Task description -> For each line in the material below that holds "documents", copy that line.

Records to use ->

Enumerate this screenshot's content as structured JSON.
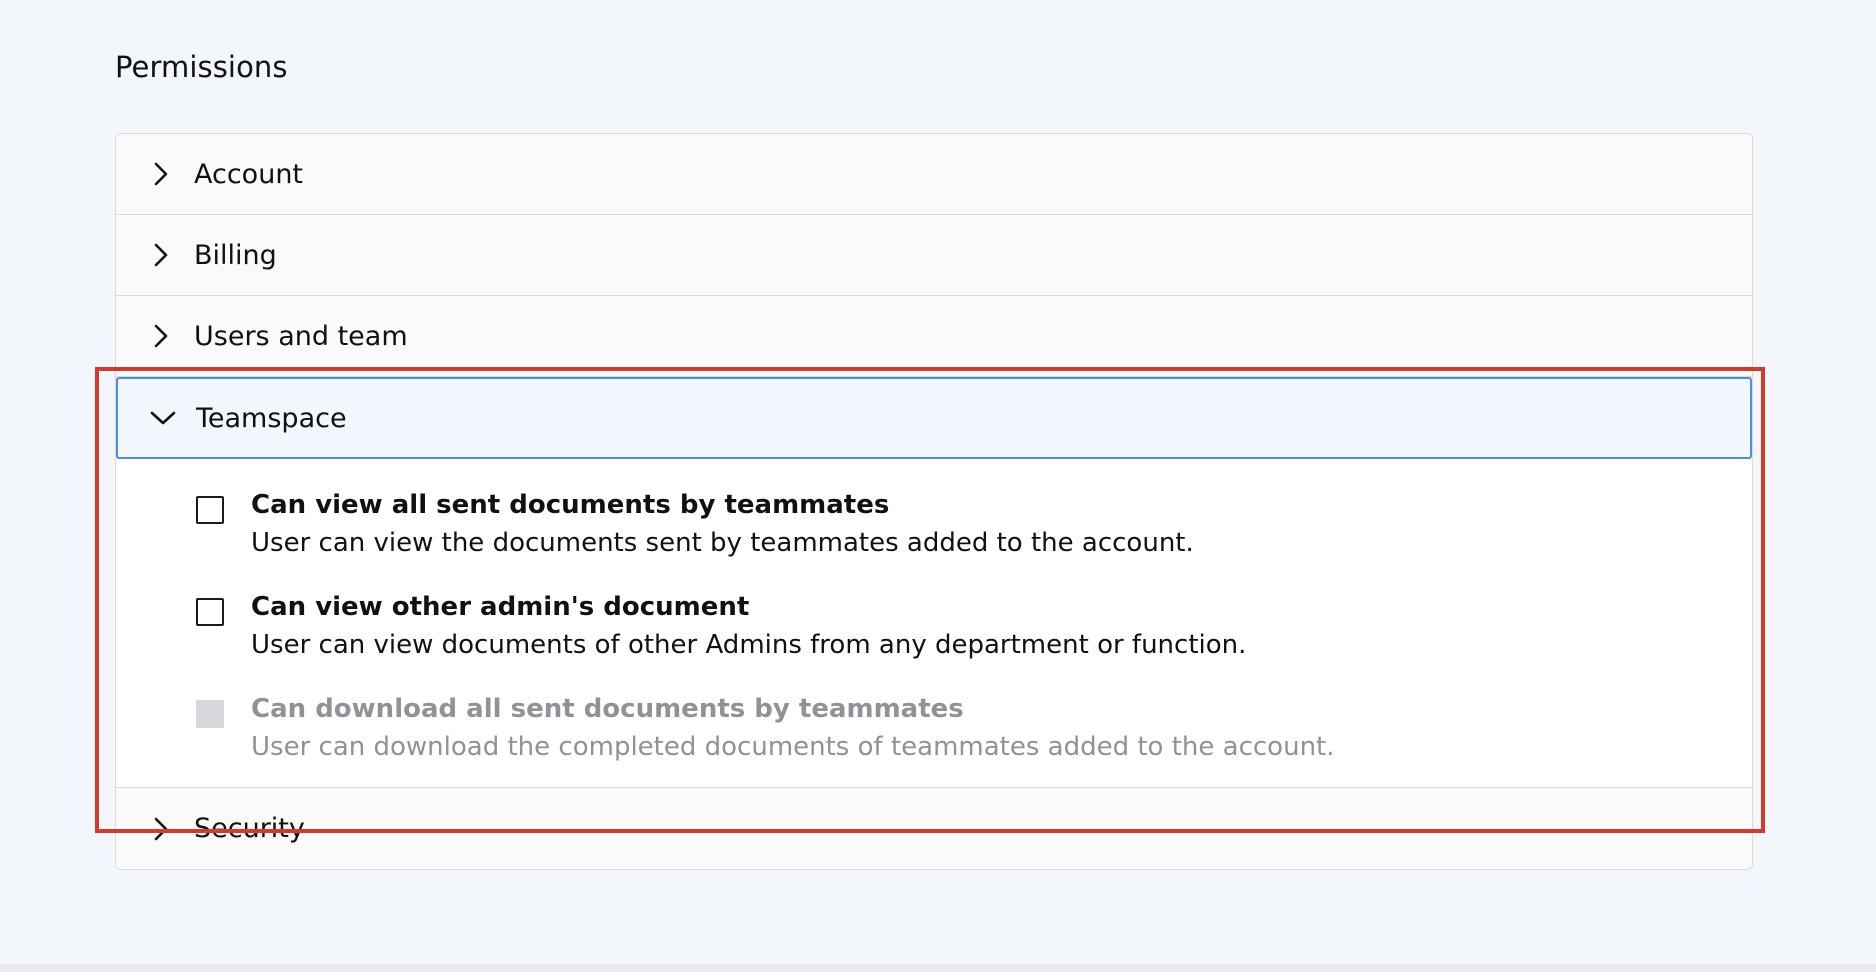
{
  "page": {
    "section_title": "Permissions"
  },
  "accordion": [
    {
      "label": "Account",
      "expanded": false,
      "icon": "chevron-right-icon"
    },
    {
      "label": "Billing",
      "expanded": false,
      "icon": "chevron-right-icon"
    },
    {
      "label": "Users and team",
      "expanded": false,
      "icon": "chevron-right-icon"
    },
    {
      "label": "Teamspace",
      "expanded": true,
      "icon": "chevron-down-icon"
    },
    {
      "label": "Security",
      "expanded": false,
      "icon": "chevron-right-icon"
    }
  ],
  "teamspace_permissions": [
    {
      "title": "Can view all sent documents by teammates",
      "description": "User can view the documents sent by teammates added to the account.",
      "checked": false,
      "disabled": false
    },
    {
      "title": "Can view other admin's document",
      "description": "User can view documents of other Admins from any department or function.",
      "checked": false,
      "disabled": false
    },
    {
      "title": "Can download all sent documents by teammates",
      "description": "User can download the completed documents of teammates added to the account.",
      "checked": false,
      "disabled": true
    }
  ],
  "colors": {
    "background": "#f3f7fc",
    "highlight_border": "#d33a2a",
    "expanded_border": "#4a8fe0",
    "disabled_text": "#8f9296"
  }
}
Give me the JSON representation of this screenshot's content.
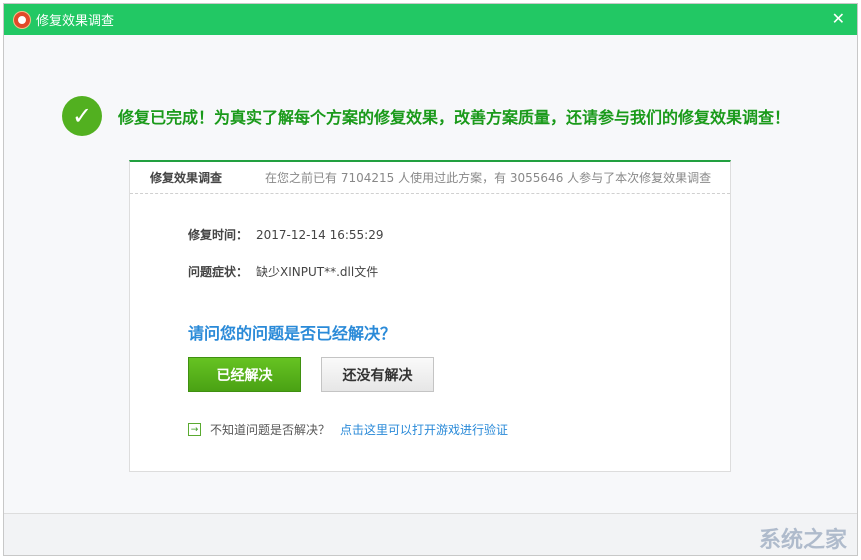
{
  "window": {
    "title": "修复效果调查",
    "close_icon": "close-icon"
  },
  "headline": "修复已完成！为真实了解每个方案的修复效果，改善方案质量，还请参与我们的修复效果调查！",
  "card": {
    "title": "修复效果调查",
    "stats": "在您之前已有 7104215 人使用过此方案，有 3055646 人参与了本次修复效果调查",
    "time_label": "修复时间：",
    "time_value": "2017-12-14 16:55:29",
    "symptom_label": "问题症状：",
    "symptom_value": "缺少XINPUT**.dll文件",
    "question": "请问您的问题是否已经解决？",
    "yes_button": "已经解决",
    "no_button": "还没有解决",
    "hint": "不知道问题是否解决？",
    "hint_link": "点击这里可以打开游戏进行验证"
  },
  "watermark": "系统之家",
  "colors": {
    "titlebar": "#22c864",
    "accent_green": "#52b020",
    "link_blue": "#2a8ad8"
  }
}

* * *

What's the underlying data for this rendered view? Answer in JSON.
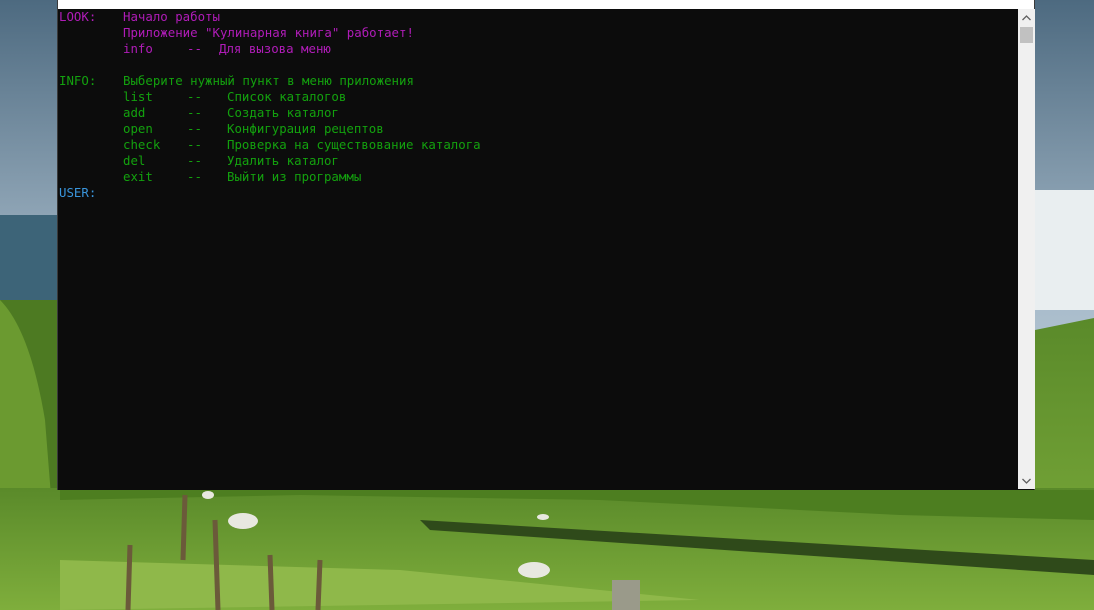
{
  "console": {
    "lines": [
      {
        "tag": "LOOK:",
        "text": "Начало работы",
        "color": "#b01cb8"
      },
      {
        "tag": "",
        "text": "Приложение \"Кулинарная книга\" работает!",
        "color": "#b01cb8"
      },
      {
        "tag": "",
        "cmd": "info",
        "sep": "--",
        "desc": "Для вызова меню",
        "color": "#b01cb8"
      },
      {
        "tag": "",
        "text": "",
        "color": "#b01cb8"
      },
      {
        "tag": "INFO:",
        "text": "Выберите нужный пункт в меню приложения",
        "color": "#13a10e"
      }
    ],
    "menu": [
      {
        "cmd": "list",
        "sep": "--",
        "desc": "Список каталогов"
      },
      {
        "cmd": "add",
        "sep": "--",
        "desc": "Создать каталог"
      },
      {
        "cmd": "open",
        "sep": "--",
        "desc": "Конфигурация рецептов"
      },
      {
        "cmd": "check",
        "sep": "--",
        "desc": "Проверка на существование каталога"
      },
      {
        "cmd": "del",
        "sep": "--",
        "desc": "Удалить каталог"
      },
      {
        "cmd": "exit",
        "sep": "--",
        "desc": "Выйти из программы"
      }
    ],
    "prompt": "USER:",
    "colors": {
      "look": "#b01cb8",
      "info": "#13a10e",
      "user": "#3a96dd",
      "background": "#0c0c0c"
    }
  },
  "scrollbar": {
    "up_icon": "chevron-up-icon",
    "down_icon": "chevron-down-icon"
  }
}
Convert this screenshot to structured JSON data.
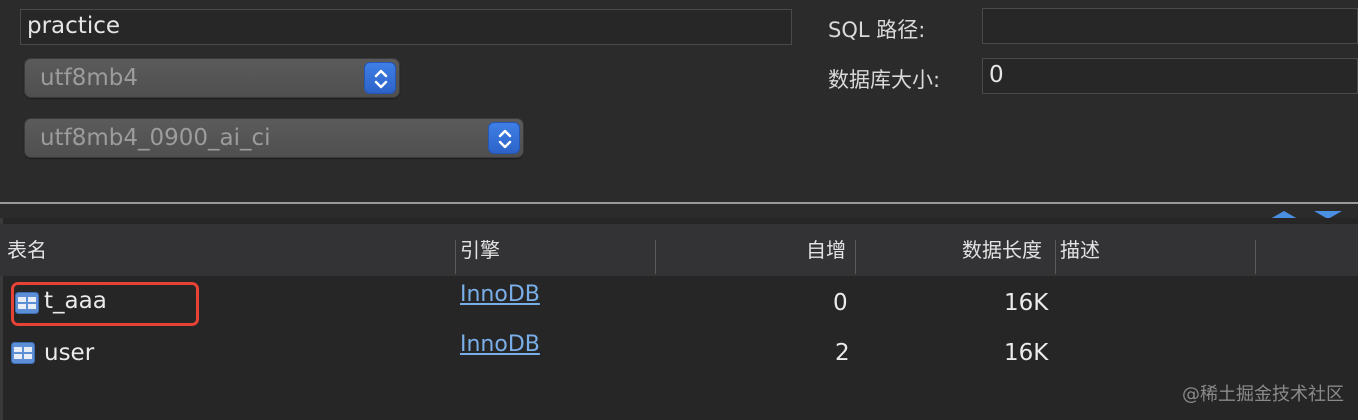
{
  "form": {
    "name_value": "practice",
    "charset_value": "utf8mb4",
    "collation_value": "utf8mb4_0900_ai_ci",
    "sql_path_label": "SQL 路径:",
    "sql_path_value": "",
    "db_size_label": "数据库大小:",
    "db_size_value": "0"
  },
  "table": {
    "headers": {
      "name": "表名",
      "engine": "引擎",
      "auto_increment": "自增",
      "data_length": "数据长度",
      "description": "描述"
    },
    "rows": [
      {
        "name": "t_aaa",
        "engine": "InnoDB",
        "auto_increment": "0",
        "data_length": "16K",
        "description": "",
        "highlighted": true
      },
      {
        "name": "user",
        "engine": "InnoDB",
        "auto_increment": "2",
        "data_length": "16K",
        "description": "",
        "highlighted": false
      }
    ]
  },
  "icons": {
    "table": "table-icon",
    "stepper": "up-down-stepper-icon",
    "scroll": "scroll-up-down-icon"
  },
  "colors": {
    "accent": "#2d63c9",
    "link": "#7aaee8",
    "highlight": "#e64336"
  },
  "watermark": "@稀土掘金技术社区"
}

Final answer ->
      "title": "Can view all sent documents by teammates",
      "description": "User can view the documents sent by teammates added to the account.",
      "description": "User can view documents of other Admins from any department or function.",
      "title": "Can download all sent documents by teammates",
      "description": "User can download the completed documents of teammates added to the account.",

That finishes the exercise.